Many of the withdrawal symptoms affect both the mind and the body. Given that the withdrawal is so uncomfortable, it is actually the fear of withdrawal that keeps the opiate addict stuck in addiction. They have experienced the pain of withdrawal and they know how miserable it is, so they will do anything they can in order to avoid it. Hydrocodone withdrawal symptoms include but are not limited to:

  • Intense cravings for the drug
  • Irritability
  • Panic
  • Nausea or vomiting
  • Loss of appetite
  • Involuntary leg movements
  • Bone pain
  • Muscle aches
  • Runny nose or eyes
  • Dilated pupils
  • Cold sweats
  • Diarrhea
  • Yawning
  • Fevers
  • Chills
  • Inability to sleep
  • Depression

In addition to the physical addiction to hydrocodone, some social issues may surface. These include problems in personal relationships, employment difficulties, financial troubles and legal problems. In addition, psychological difficulties commonly occur.

Hydrocodone Overview

Hydrocodone is a narcotic that can produce a calm, euphoric state similar to heroin or morphine. It is most commonly used to assist those who are recovering from surgery or are enduring chronic/severe pain. However, very few prescription drugs are pure hydrocodone. Instead, small amounts of hydrocodone are mixed with other non-narcotic ingredients to create medicines like Vicodin and Lortab. Nonetheless, it is still one of the most abused drugs on the market.

Why addiction?

One of the reasons Vicodin is so problematic for individuals is because they develop a tolerance to the drug and need more and more of it in order to fulfill their craving and obtain the same euphoric effects. Subject to individual tolerance, many medical experts believe dependence or addiction can occur within one to four weeks at higher doses of hydrocodone. The more Vicodin an individual takes, the worse the withdrawal symptoms are and hydrocodone help may be apparent.

Hydrocodone withdrawal may be passed to a newborn infant from a pregnant woman or nursing mother using this medication. Physical harm and organ damage may occur to the child. The acetaminophen component in compound capsules enhances the narcotic effects of the hydrocodone component.

Treatment for Hydrocodone Addiction and Withdrawal Symptoms

When hydrocodone withdrawal symptoms reach intolerable levels, the drug abuser is more inclined to admit that drug treatment is needed. Acceptance of the drug abuse should immediately be supported by family and friends. Drug detoxification at residential treatment centers is the first step.

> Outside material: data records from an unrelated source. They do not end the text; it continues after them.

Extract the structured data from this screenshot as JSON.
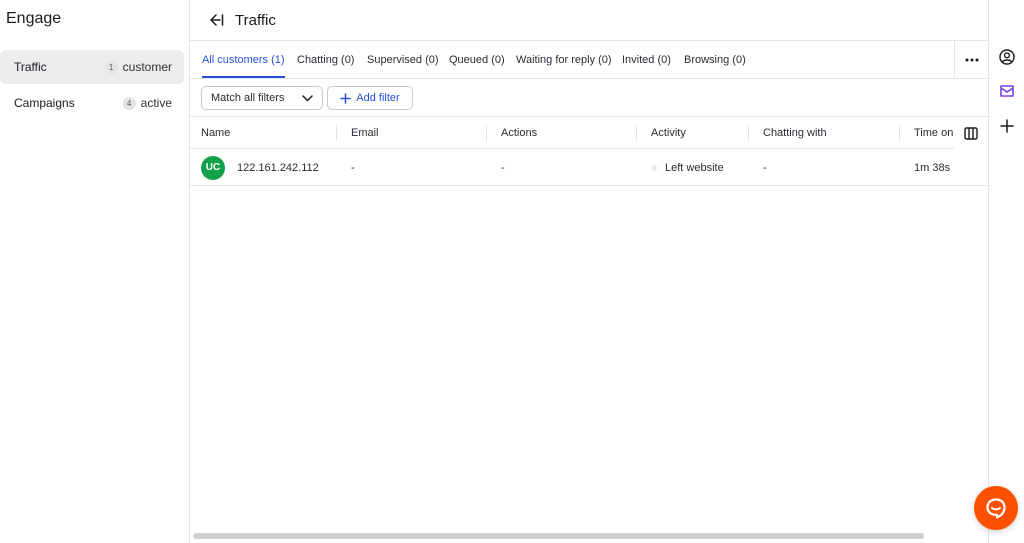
{
  "sidebar": {
    "title": "Engage",
    "items": [
      {
        "label": "Traffic",
        "count": "1",
        "meta": "customer"
      },
      {
        "label": "Campaigns",
        "count": "4",
        "meta": "active"
      }
    ]
  },
  "header": {
    "title": "Traffic"
  },
  "tabs": [
    {
      "label": "All customers (1)"
    },
    {
      "label": "Chatting (0)"
    },
    {
      "label": "Supervised (0)"
    },
    {
      "label": "Queued (0)"
    },
    {
      "label": "Waiting for reply (0)"
    },
    {
      "label": "Invited (0)"
    },
    {
      "label": "Browsing (0)"
    }
  ],
  "filters": {
    "match_select": "Match all filters",
    "add_filter": "Add filter"
  },
  "table": {
    "columns": [
      "Name",
      "Email",
      "Actions",
      "Activity",
      "Chatting with",
      "Time on"
    ],
    "rows": [
      {
        "initials": "UC",
        "name": "122.161.242.112",
        "email": "-",
        "actions": "-",
        "activity": "Left website",
        "chatting_with": "-",
        "time_on": "1m 38s"
      }
    ]
  },
  "colors": {
    "accent": "#2950d9",
    "avatar": "#13a04a",
    "launcher": "#fe5100",
    "rail_icon_purple": "#7b3fe4"
  },
  "icons": [
    "back-arrow-icon",
    "more-horizontal-icon",
    "chevron-down-icon",
    "plus-icon",
    "columns-icon",
    "user-circle-icon",
    "inbox-icon",
    "chat-bubble-icon"
  ]
}
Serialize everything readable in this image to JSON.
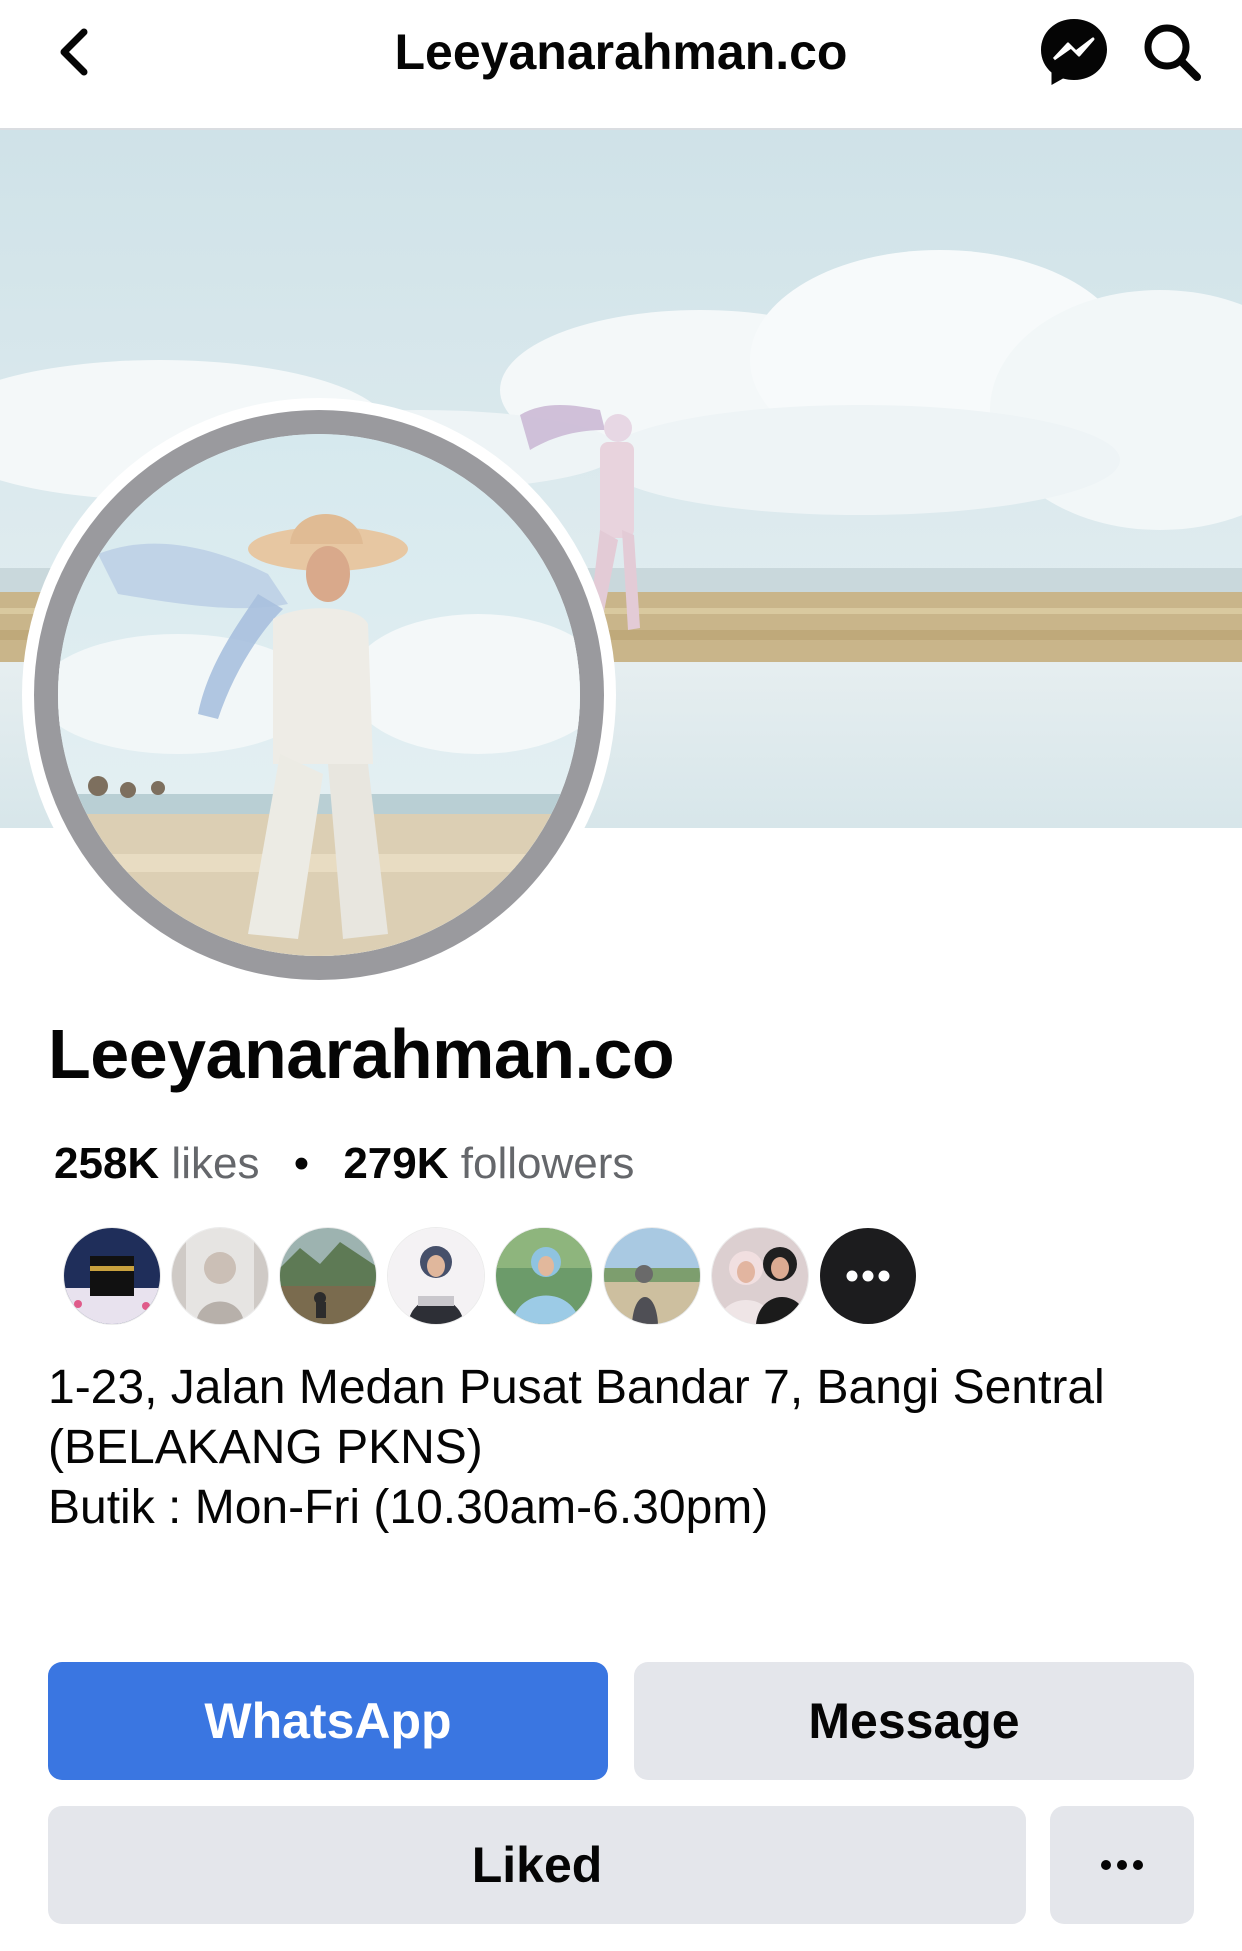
{
  "header": {
    "title": "Leeyanarahman.co",
    "back_icon": "chevron-left-icon",
    "messenger_icon": "messenger-icon",
    "search_icon": "search-icon"
  },
  "profile": {
    "name": "Leeyanarahman.co",
    "likes_count": "258K",
    "likes_label": "likes",
    "separator": "•",
    "followers_count": "279K",
    "followers_label": "followers"
  },
  "friends_who_like": {
    "visible_avatars": 8,
    "more_icon": "more-dots-icon"
  },
  "about": {
    "line1": "1-23, Jalan Medan Pusat Bandar 7, Bangi Sentral",
    "line2": "(BELAKANG PKNS)",
    "line3": "Butik : Mon-Fri (10.30am-6.30pm)"
  },
  "actions": {
    "whatsapp_label": "WhatsApp",
    "message_label": "Message",
    "liked_label": "Liked",
    "more_label": "•••"
  },
  "colors": {
    "primary_button": "#3a76e1",
    "secondary_button": "#e4e6eb",
    "text_primary": "#050505",
    "text_secondary": "#65676b"
  }
}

Like noted above, Vicodin withdrawal symptoms are severe, similar to opiate withdrawal from heroin, and lead to further use of the drug that will relieve them. Remember that Vicodin addiction tends to be a lower priority than pain management for the patient, so the problem with this drug addiction lies in long-term recovery. Residential drug treatment is not always necessary. For many, outpatient drug treatment will suffice. In either case, drug treatment is necessary to make Vicodin addiction a higher priority.

Hydrocodone Help

If you or someone you know is struggling with a hydrocodone addiction, we can help. Please call our toll free number at 855-396-2977. We are available 24 hours a day, seven days a week to answer your questions on hydrocodone treatment and addiction.